Like The Physics of Sewing, understanding how our Button Craft thread (the strongest thread we have found in the world) works with our cotton-jersey fabric is also important physics when embarking on any of our DIY Projects.
Included in Chapter 3 of Alabama Studio Sewing + Design, I think you will also find my Grandfather’s story an important one for life and design:
Family of Stitches
When looking at cotton-jersey fabric under a microscope, you’ll see that a very fine yarn is used to knit rows of stitches that become the basic fabric. However, due to the looping technique involved in producing the knitted fabric, you’ll also see that the yarn itself and the negative space around it occupy equal amounts of space. Understanding the “physics” of the fabric at the structural level is key to our work at Alabama Chanin.

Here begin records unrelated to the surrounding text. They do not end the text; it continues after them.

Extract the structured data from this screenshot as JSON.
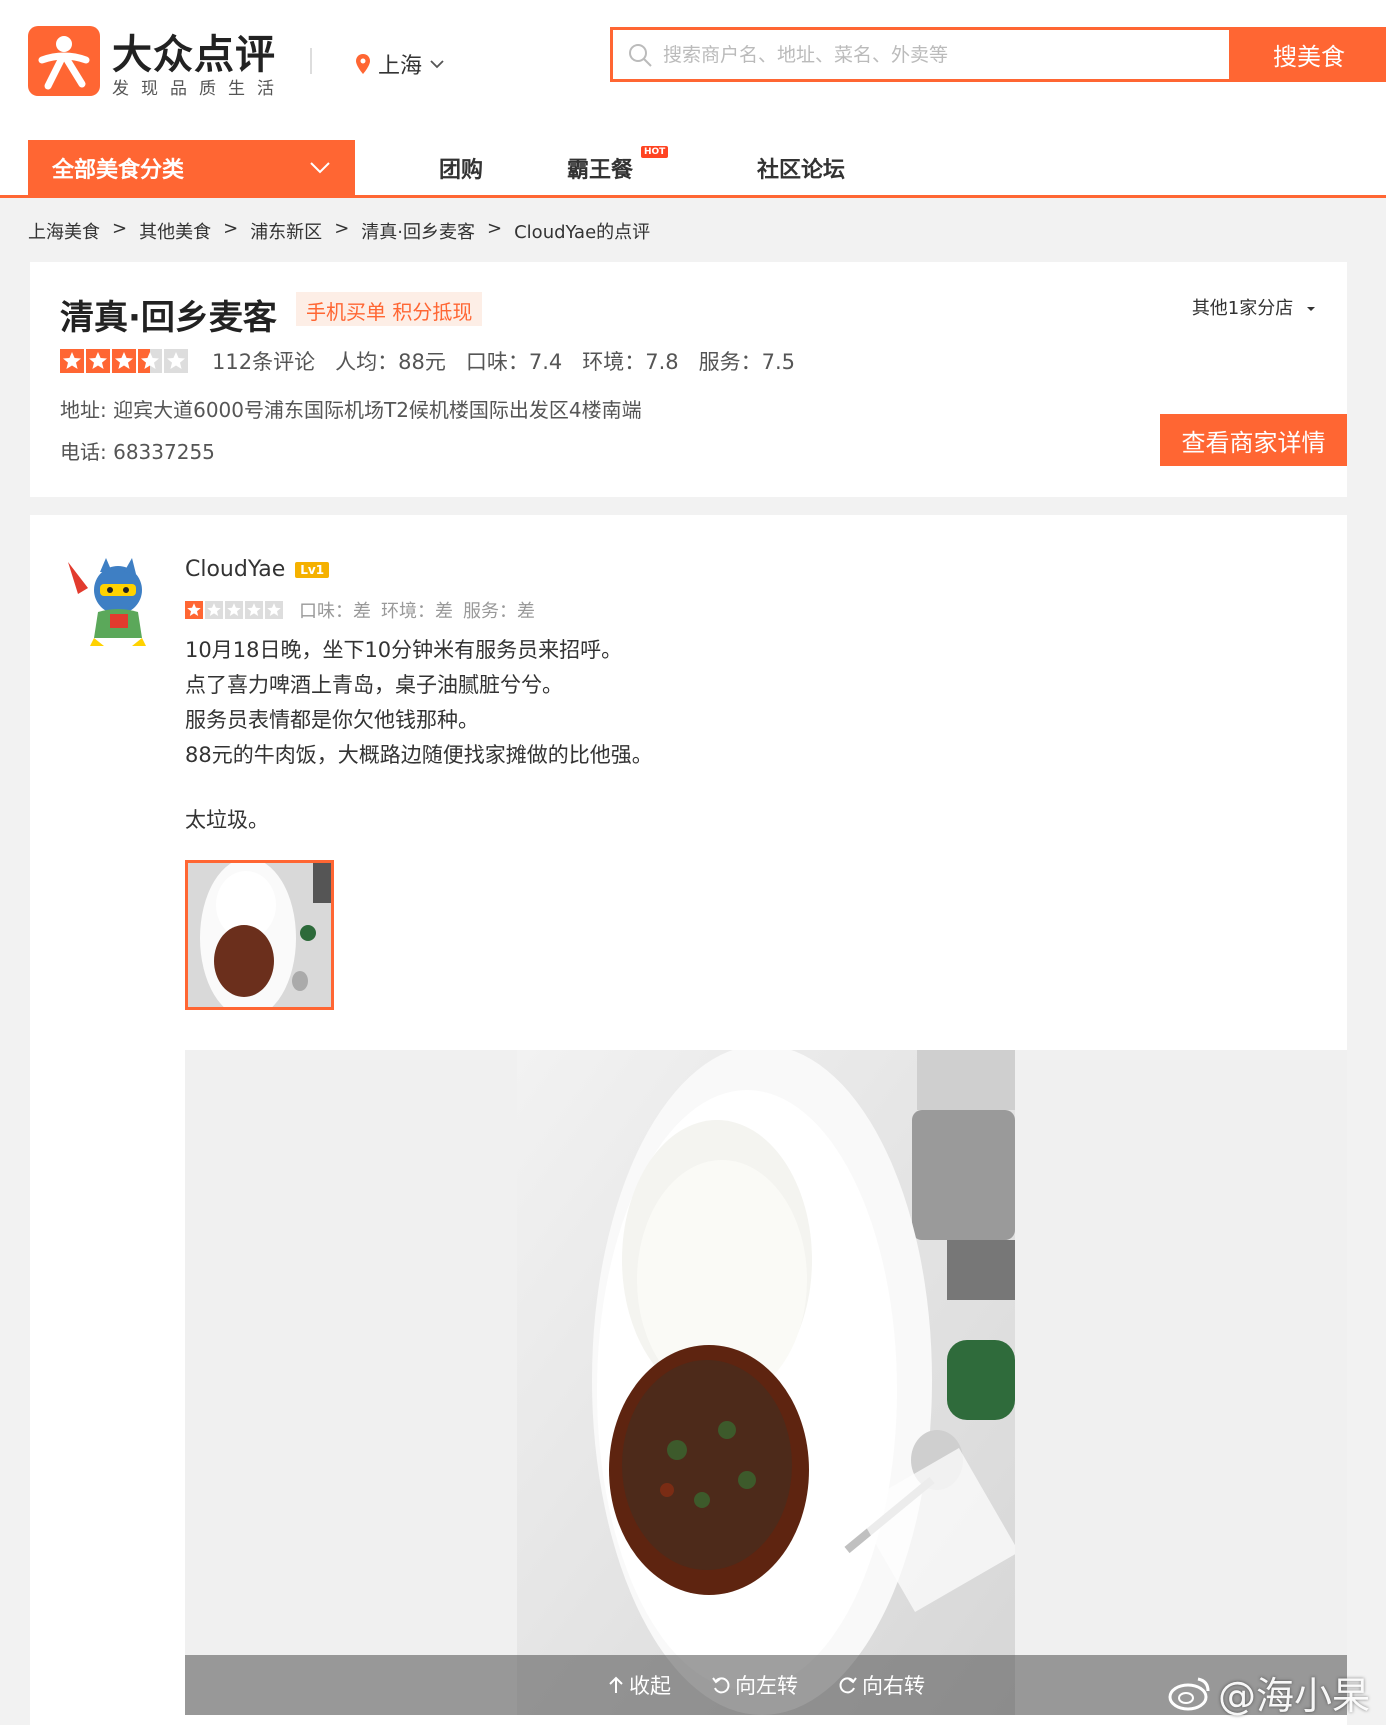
{
  "header": {
    "brand_name": "大众点评",
    "brand_slogan": "发现品质生活",
    "city": "上海",
    "search_placeholder": "搜索商户名、地址、菜名、外卖等",
    "search_button": "搜美食",
    "accent_color": "#ff6633"
  },
  "nav": {
    "category_label": "全部美食分类",
    "items": [
      {
        "label": "团购"
      },
      {
        "label": "霸王餐",
        "badge": "HOT"
      },
      {
        "label": "社区论坛"
      }
    ]
  },
  "breadcrumb": [
    "上海美食",
    "其他美食",
    "浦东新区",
    "清真·回乡麦客",
    "CloudYae的点评"
  ],
  "shop": {
    "name": "清真·回乡麦客",
    "tag": "手机买单 积分抵现",
    "branches": "其他1家分店",
    "rating_stars": 3.5,
    "reviews": "112条评论",
    "avg_price": "人均：88元",
    "taste": "口味：7.4",
    "environment": "环境：7.8",
    "service": "服务：7.5",
    "address": "地址: 迎宾大道6000号浦东国际机场T2候机楼国际出发区4楼南端",
    "phone": "电话: 68337255",
    "detail_button": "查看商家详情"
  },
  "review": {
    "username": "CloudYae",
    "level": "Lv1",
    "rating_stars": 1,
    "scores": [
      "口味：差",
      "环境：差",
      "服务：差"
    ],
    "lines": [
      "10月18日晚，坐下10分钟米有服务员来招呼。",
      "点了喜力啤酒上青岛，桌子油腻脏兮兮。",
      "服务员表情都是你欠他钱那种。",
      "88元的牛肉饭，大概路边随便找家摊做的比他强。"
    ],
    "closing": "太垃圾。",
    "toolbar": {
      "collapse": "收起",
      "rotate_left": "向左转",
      "rotate_right": "向右转"
    }
  },
  "watermark": "@海小杲"
}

We use button craft thread, the strongest thread we’ve been able to find, since we want to create garments and other products that will stand the test of time. However, when using a doubled strand of this strong thread to sew together a fabric made of very fine yarn, it’s important to understand the physics of their relationship.
I like to use a tale about my Grandfather Perkins to define this concept: As children, my cousins and I spent many summer evenings at my grandfather’s house in the country. One by one, as Perk decided each of us was ready, he would induct us into the family with a special ritual. With the rest of us gathered on the screened-in side porch, he would bring the “inductee” out into the yard and ask him or her to pick up as many sticks as possible and carry them to the front porch.
Then Perk would ask the child to take one stick with both hands and break it. When the child easily snapped the twig in two, Perk would say, “That stick is you—breakable.”
Then he would tell the child, “Hold as many sticks as you can in your two hands.” Once the child had a handful of sticks, Perk would say, “Now break those.” Of course, that couldn’t be done because of the tensile strength of the bundle. “This,” he would say, “is you with your family—unbreakable.”
At Alabama Chanin, we similarly incorporate a family of stitches to support the weight of our heavier thread. This is the reason for larger stitches—1⁄8″ to ¼” in length–and also the reason for our double knots. When sewing, always keep in mind that your “family” is there to support the weight of your threads and knots.